"It's full speed ahead," said Maragos. "My torpedoes are fully loaded."

Maragos, making his second U.S. Senate run, has been on the campaign trail for nearly a year and is nothing if not persistent. He has outlasted former hedge fund manager Harry Wilson, who had weighed a Senate race after a strong run last year as the GOP candidate for state comptroller. He also survived Marc Cenedella, founder of a popular job-search website. Cenedella had promised to spend $15 million of his own on the Senate race, but withdrew following disclosures of comments he had made about women, sex and drugs on his blog.

But in the first poll since last month's GOP convention, Maragos is now running behind some late entries into the race. According to the latest Quinnipiac Poll, freshman Rep. Bob Turner of Rockaway Point leads with the support of 19 percent of respondents -- nearly three times Maragos' 7 percent. Conservative Party candidate Wendy Long, a Republican lawyer who has never held office, pulled 11 percent.
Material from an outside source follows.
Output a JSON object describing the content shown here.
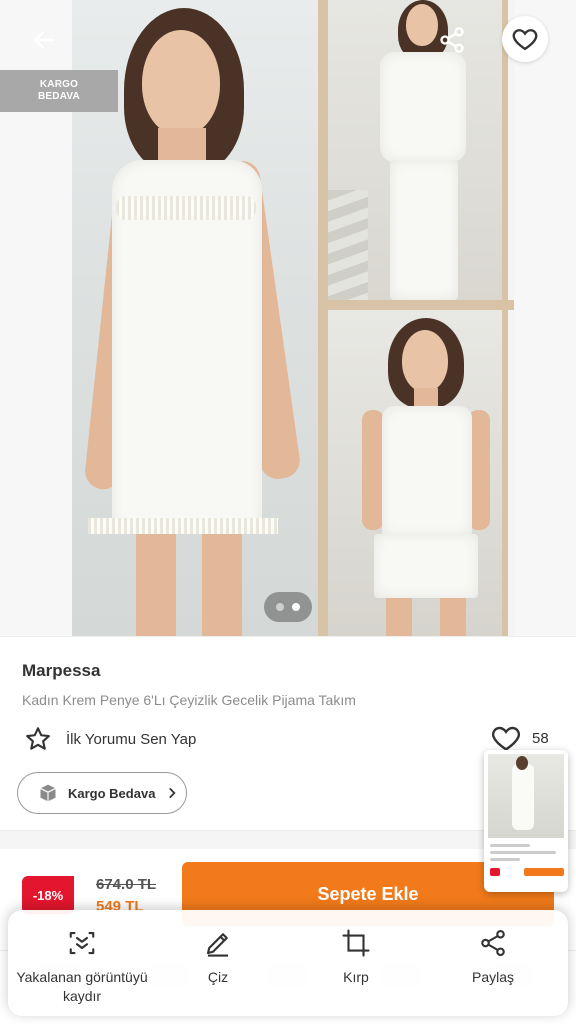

The poll has Democratic Sen. Kirsten Gillibrand overwhelming any of the three by more than 30 points.

"What the poll shows is that we all have a lot of work to do," said Maragos. He attributed Turner's lead to his special election upset last fall for the seat formerly held by Democrat Anthony Weiner, and Long's edge that she is the lone woman in the contest. However, Maragos noted that "there's not that much in the way of separation" in the poll.

Maragos has criticized Long for using her role as former law clerk to U.S. Supreme Court Justice Clarence Thomas as a credential for office. Long did not respond to requests for comment. Maragos also lambasted Turner for what he termed the "meaningless political stunt" of offering a free tank of gas for anyone who guesses when Gillibrand will switch positions on the Keystone oil pipeline.

Turner spokesman Jake Menges said Maragos' attacks will backfire. "If George Maragos wants to continue attacking his Republican colleagues he's not going to get too far," Menges said.

Maragos, 63, sees himself as a "compelling American story," a Greek immigrant who became a vice president at Chase and Citibank and started his own data company. He won an upset victory in the Nassau comptroller's race in 2009. "I think we have to wait for a couple of more polls and I think you'll see me leapfrog ahead," he said.

Maragos, who has vowed to spend up to $5 million of his own, said he started a radio ad on WOR in New York City last week and will go on WABC radio this week. That spot introduces Maragos as a "proven business leader" over 35 years who has "delivered balanced budgets without tax increases." Maragos declined to give details of campaign staff or fundraising, although campaign finance reports showed him with $1 million on hand at year's end. A new report is due to be filed by midnight.

Some express concern that Maragos is running a one-man effort insufficient for a statewide contest.

"I understand it's a threadbare campaign," said veteran Albany lobbyist Desmond Ryan. "It's very difficult to raise money when most people view the incumbent as a lock."

Yet Maragos said he has "a distinct advantage" over foes because of the support of the Nassau and Suffolk GOP Committees, bastions of GOP suburban power.

"At the end of the day, it's all about getting the vote out," Maragos said. "And this is a unique primary because the Senate and congressional races are standing all by themselves."